Did you ever wonder what happened to teenage crime busters the Hardy Boys or Nancy Drew when they grew up? “The Kid Detective,” a new dark comedy starring Adam Brody and now playing in theatres, provides some clues to the mystery of what happens when kid crime busters grow up.
“I used to be a kid detective,” says Abe Applebaum (Brody as an adult, Jesse Noah Gruman as the precocious kid). When he was thirteen-years-old he solved the case of the missing find raiser money and was paid in free treats after he solved figured out who robbed the Mr. Henderson’s Ice Cream Shoppe. When his original “office”—actually a treehouse—was chopped down by a disgruntled criminal he opened a real office on Main Street and paid his secretary (Kaitlyn Chalmers-Rizzato) with soda pop. “Sometimes I would lie awake all night and wonder if I was the smartest person in the world,” he says.
He was loved but when his secretary went missing and he failed to crack the case, the bloom was off the rose. He grew up, or, at least got bigger. Now, almost at the big Four-O he’s living off past glories—“I’m Abe Applebaum! I solved the Case of the Missing Time Capsule when I was twelve years old. The mayor gave me the key to the city!”—while sharing a dingy apartment with a roommate and working out of an even dingier office.

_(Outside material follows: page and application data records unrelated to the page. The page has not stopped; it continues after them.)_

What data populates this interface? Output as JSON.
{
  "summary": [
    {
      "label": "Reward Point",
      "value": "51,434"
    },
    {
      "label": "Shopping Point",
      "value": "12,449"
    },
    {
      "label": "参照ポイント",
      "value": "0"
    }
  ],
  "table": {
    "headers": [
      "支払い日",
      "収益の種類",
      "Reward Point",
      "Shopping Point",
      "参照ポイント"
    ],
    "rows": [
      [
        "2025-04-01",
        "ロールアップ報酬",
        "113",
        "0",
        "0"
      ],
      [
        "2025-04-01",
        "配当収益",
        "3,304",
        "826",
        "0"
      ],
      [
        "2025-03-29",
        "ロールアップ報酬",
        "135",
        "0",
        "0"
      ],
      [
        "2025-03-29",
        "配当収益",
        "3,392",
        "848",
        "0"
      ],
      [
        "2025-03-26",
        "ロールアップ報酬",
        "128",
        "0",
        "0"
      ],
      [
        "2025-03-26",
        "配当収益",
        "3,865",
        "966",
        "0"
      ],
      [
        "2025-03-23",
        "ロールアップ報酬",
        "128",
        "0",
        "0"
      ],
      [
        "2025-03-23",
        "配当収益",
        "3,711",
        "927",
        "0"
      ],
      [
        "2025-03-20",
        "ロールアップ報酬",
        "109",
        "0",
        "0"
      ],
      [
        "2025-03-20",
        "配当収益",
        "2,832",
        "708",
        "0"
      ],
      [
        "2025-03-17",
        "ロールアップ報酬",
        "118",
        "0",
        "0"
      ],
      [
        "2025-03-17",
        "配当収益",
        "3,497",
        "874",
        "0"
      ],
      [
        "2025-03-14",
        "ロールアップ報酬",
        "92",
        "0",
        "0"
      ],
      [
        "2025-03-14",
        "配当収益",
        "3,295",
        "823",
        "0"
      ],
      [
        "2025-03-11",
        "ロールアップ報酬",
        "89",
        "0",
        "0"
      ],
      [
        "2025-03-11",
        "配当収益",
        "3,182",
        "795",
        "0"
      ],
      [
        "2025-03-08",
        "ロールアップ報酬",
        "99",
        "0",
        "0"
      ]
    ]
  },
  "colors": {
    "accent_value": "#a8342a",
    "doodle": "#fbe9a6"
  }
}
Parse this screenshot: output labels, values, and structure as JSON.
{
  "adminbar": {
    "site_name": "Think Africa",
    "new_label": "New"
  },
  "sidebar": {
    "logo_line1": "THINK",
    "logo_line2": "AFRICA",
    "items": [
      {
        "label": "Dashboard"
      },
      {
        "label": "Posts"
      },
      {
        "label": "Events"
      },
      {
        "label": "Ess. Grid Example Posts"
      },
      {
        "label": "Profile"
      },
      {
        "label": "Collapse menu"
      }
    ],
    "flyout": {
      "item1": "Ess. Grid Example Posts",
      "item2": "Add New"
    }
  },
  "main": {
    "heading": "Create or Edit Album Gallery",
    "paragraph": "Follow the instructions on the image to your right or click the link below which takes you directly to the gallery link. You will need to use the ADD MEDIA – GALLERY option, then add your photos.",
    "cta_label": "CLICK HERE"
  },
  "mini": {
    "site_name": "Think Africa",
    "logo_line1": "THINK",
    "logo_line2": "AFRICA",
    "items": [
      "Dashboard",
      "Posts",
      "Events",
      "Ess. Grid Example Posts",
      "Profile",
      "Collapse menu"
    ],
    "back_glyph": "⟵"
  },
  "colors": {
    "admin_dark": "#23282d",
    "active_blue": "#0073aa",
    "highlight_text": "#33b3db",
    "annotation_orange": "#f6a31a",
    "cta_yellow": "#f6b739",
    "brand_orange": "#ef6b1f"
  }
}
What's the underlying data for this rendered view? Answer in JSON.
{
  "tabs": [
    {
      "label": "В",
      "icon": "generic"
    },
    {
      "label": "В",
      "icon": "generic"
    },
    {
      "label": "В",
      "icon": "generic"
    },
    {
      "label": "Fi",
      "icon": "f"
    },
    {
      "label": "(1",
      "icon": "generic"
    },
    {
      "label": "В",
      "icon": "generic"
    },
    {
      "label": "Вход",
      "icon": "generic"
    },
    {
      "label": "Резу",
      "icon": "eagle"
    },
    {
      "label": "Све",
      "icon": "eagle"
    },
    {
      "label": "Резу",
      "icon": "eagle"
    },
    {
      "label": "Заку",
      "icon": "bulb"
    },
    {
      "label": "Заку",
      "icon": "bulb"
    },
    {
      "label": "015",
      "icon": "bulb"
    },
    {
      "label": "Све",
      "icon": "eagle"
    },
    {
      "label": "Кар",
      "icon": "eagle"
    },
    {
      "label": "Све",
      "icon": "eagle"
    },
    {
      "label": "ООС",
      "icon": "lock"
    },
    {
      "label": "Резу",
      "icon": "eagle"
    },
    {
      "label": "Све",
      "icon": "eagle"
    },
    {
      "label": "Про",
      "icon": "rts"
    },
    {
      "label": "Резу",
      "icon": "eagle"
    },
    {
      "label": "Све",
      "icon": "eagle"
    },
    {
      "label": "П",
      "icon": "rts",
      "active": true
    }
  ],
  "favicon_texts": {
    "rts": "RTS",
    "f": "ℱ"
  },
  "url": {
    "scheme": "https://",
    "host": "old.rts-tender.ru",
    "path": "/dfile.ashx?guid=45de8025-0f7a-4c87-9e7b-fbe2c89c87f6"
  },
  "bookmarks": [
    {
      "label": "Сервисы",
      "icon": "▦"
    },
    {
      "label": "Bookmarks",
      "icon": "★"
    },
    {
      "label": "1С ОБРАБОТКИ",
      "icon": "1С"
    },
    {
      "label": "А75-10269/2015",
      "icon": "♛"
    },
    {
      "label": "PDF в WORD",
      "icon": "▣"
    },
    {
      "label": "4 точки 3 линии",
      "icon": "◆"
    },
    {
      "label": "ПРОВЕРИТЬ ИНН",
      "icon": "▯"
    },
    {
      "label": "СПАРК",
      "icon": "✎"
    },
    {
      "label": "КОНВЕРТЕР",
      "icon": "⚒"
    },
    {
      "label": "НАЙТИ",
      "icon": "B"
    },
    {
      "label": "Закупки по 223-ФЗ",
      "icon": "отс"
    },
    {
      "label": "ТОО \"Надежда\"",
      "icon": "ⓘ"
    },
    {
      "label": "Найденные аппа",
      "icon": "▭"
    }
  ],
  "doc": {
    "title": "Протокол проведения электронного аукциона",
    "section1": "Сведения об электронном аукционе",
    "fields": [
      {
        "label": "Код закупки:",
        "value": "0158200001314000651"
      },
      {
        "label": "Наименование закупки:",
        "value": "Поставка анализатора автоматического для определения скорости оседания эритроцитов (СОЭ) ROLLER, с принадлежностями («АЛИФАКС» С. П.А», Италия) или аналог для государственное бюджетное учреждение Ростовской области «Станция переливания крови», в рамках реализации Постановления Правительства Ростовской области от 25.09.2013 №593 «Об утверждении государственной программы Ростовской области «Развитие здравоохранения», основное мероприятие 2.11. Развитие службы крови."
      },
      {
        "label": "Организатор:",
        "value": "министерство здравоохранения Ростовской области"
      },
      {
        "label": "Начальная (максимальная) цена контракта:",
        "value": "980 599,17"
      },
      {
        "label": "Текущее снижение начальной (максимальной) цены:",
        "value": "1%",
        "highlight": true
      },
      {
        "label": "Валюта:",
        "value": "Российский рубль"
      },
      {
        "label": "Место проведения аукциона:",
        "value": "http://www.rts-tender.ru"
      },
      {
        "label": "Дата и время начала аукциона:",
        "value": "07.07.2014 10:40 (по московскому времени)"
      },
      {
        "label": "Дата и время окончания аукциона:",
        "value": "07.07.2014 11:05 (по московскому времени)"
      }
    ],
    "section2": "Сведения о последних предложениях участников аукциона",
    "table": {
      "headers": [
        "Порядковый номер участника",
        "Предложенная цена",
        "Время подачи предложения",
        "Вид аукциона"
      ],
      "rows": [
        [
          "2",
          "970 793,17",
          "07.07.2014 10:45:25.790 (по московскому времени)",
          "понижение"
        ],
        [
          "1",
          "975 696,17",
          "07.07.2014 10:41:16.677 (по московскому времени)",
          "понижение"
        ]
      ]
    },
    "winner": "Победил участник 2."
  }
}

He gets the chance to prove himself when high-schooler Caroline (Sophie Nélisse) asks him to solve the murder of her boyfriend Patrick, who died from stabbed seventeen wounds. This is another level from sleuthing the case of the Missing Basketball Magazines. This is the real deal.
“In this line of work you learn one thing quickly,” he tells her. “Everybody has secrets. No matter how simple a case may seem, it is always shocking what you find. I just want you to be prepared.”
From there the case takes dark twists and turns that you might not expect from a movie with the Disney-fied title of “The Kid Detective.”
Director Evan Morgan, in his feature debut, blends the crime solving of “Mystery Team” and the
noir of “Brick” with the world weariness of “The Big Sleep.” It’s a movie that derives humour from Abe’s relative failure as an adult and grown-up detective but never feels like it’s poking fun at him. Thanks to Brody’s performance we see that Abe is a sad sack who once tasted greatness and wants another sip. “It’s difficult to accept who you are in your head,” he says, “and who you are in the world.”
His feeling of being uncertain of how to reclaim his glory days permeates every minute of his work. The story here is very specific but the themes of nostalgia for a happier time and the need for dignity are universal. “I was so far ahead of the game,” he says. “And then one day I woke up and I was… behind.” Brody pulls this off with equal parts vulnerability and (often misplaced) confidence.
“The Kid Detective” is a low-key movie with a high concept that is a little too in love with its own subtleties. The deliberate pacing, however, pays off with a climax brings the story together as both a detective thriller and character study in an interesting and satisfying way.